Posted on February 15, 2012 by admin

Few years back, I was often asked this question about the maximum voice capacity in a WCDMA/HSPA network. Recently, I received several requests to clarify this topic. Strictly speaking, there is no one number to answer this question. It depends on various factors-such as the target quality of service, cell plan, coverage, radio morphology etc. Unlike 2G technologies like GSM, the capacity in a WCDMA network is more soft. There are numerous publications and literature available to calculate the Mpole capacity of a WCDMA cell. Without going into the complicated equations, let me explain you the practical cell capacity in terms of voice calls in a 3G system. Let us consider two scenarios: Scenario 1: All 16 OVSF codes available for R99 services As you know, in WCDMA systems, the codes, power and the channel elements are the key resources which can limit a cell capacity. Codes and power are the two key soft capacity resources in the downlink. (Assuming, no channel elements blocking in the network) Lets do a simple Math:

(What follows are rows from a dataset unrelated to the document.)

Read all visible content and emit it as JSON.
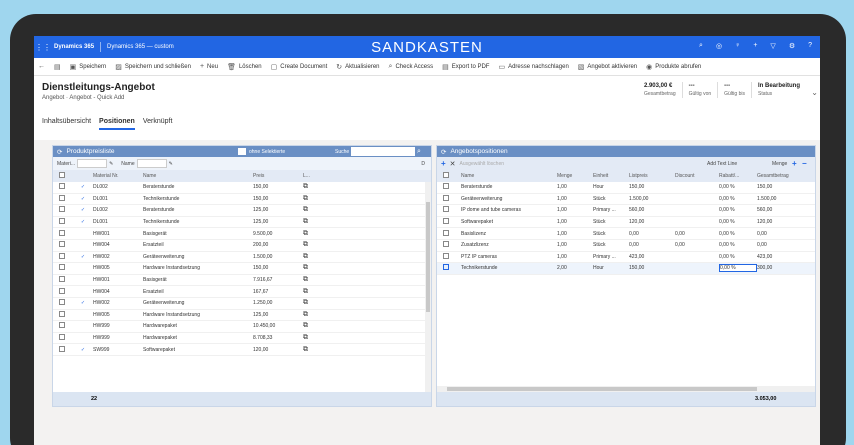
{
  "app": {
    "name": "Dynamics 365",
    "area": "Dynamics 365 — custom",
    "environment": "SANDKASTEN"
  },
  "commands": [
    {
      "icon": "save-icon",
      "label": "Speichern"
    },
    {
      "icon": "save-close-icon",
      "label": "Speichern und schließen"
    },
    {
      "icon": "plus-icon",
      "label": "Neu"
    },
    {
      "icon": "delete-icon",
      "label": "Löschen"
    },
    {
      "icon": "document-icon",
      "label": "Create Document"
    },
    {
      "icon": "refresh-icon",
      "label": "Aktualisieren"
    },
    {
      "icon": "search-icon",
      "label": "Check Access"
    },
    {
      "icon": "pdf-icon",
      "label": "Export to PDF"
    },
    {
      "icon": "lookup-icon",
      "label": "Adresse nachschlagen"
    },
    {
      "icon": "activate-icon",
      "label": "Angebot aktivieren"
    },
    {
      "icon": "products-icon",
      "label": "Produkte abrufen"
    }
  ],
  "record": {
    "title": "Dienstleitungs-Angebot",
    "subtitle": "Angebot · Angebot - Quick Add"
  },
  "header_fields": [
    {
      "value": "2.903,00 €",
      "label": "Gesamtbetrag"
    },
    {
      "value": "---",
      "label": "Gültig von"
    },
    {
      "value": "---",
      "label": "Gültig bis"
    },
    {
      "value": "In Bearbeitung",
      "label": "Status"
    }
  ],
  "tabs": [
    "Inhaltsübersicht",
    "Positionen",
    "Verknüpft"
  ],
  "left": {
    "title": "Produktpreisliste",
    "toggle_label": "ohne Selektierte",
    "search_label": "Suche",
    "filter_labels": [
      "Materi...",
      "Name"
    ],
    "filter_right": "D",
    "columns": [
      "Material Nr.",
      "Name",
      "Preis",
      "L..."
    ],
    "rows": [
      [
        "DL002",
        "Beraterstunde",
        "150,00",
        true
      ],
      [
        "DL001",
        "Technikerstunde",
        "150,00",
        true
      ],
      [
        "DL002",
        "Beraterstunde",
        "125,00",
        true
      ],
      [
        "DL001",
        "Technikerstunde",
        "125,00",
        true
      ],
      [
        "HW001",
        "Basisgerät",
        "9.500,00",
        false
      ],
      [
        "HW004",
        "Ersatzteil",
        "200,00",
        false
      ],
      [
        "HW002",
        "Geräteerweiterung",
        "1.500,00",
        true
      ],
      [
        "HW005",
        "Hardware Instandsetzung",
        "150,00",
        false
      ],
      [
        "HW001",
        "Basisgerät",
        "7.916,67",
        false
      ],
      [
        "HW004",
        "Ersatzteil",
        "167,67",
        false
      ],
      [
        "HW002",
        "Geräteerweiterung",
        "1.250,00",
        true
      ],
      [
        "HW005",
        "Hardware Instandsetzung",
        "125,00",
        false
      ],
      [
        "HW999",
        "Hardwarepaket",
        "10.450,00",
        false
      ],
      [
        "HW999",
        "Hardwarepaket",
        "8.708,33",
        false
      ],
      [
        "SW999",
        "Softwarepaket",
        "120,00",
        true
      ]
    ],
    "footer_count": "22"
  },
  "right": {
    "title": "Angebotspositionen",
    "delete_label": "Ausgewählt löschen",
    "add_text_line": "Add Text Line",
    "menge_label": "Menge",
    "columns": [
      "Name",
      "Menge",
      "Einheit",
      "Listpreis",
      "Discount",
      "Rabatt/...",
      "Gesamtbetrag"
    ],
    "rows": [
      [
        "Beraterstunde",
        "1,00",
        "Hour",
        "150,00",
        "",
        "0,00 %",
        "150,00"
      ],
      [
        "Geräteerweiterung",
        "1,00",
        "Stück",
        "1.500,00",
        "",
        "0,00 %",
        "1.500,00"
      ],
      [
        "IP dome and tube cameras",
        "1,00",
        "Primary ...",
        "560,00",
        "",
        "0,00 %",
        "560,00"
      ],
      [
        "Softwarepaket",
        "1,00",
        "Stück",
        "120,00",
        "",
        "0,00 %",
        "120,00"
      ],
      [
        "Basislizenz",
        "1,00",
        "Stück",
        "0,00",
        "0,00",
        "0,00 %",
        "0,00"
      ],
      [
        "Zusatzlizenz",
        "1,00",
        "Stück",
        "0,00",
        "0,00",
        "0,00 %",
        "0,00"
      ],
      [
        "PTZ IP cameras",
        "1,00",
        "Primary ...",
        "423,00",
        "",
        "0,00 %",
        "423,00"
      ],
      [
        "Technikerstunde",
        "2,00",
        "Hour",
        "150,00",
        "",
        "0,00 %",
        "300,00"
      ]
    ],
    "total": "3.053,00"
  }
}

Available Code resources in a cell= 16 SF 16 Codes Code Used for Common channels = 1 SF 16 Code Code Reserved for HSDPA= 0 Codes Available for R99 Traffic= 16-1-0=15 SF16 Codes

1SF 16 code= 8 SF 128 codes A voice call in a WCDMA system uses a SF128 code in the Downlink. So, in the scenario 1 above, 120 codes are available. Practically this can support 120 voice users in AMR full rate (12.2 Kbps). Can we really support 120 calls in a single sector? It really depends upon the user distribution in the sector. If there is power available, we can support 120 voice users in a single sector. Scenario 2: 16 OVSF codes are shared between HSDPA and R99 services

Code is a valuable capacity resource. Often, these are shared between R99 and HSPA services.Depending upon the availability of features like dynamic code allocation, one can limit the code usage in HSDPA to 5 or 10 codes. Lets consider a common scenario where 5 codes are reserved for HSDPA. In this case we are assuming that 2 SF codes will be used for the common channels.

Available Code resources in a cell= 16 SF 16 Code Code Used for Common channels = 2 SF 16 Code Code Reserved for HSDPA= 5 SF 16 Codes Codes Available for R99 Traffic= 16-2-5=9 SF16 Codes

Thus we have 72 codes available for voice services in this case. Again, depending upon the user distribution and power availability we can have a maximum of 72 voice users in AMR full rate (12.2kbps) deployment. Also we have to keep in mind that the total number of available OVSF codes is a function of the soft handover performance. During soft handover, a single call consumes multiple OVSF codes, one from each cell in the active set. This reduces the total number of available OVSF codes in each cell. The available OVSF codes in each cell decreases as the percentage of calls in soft handover increases.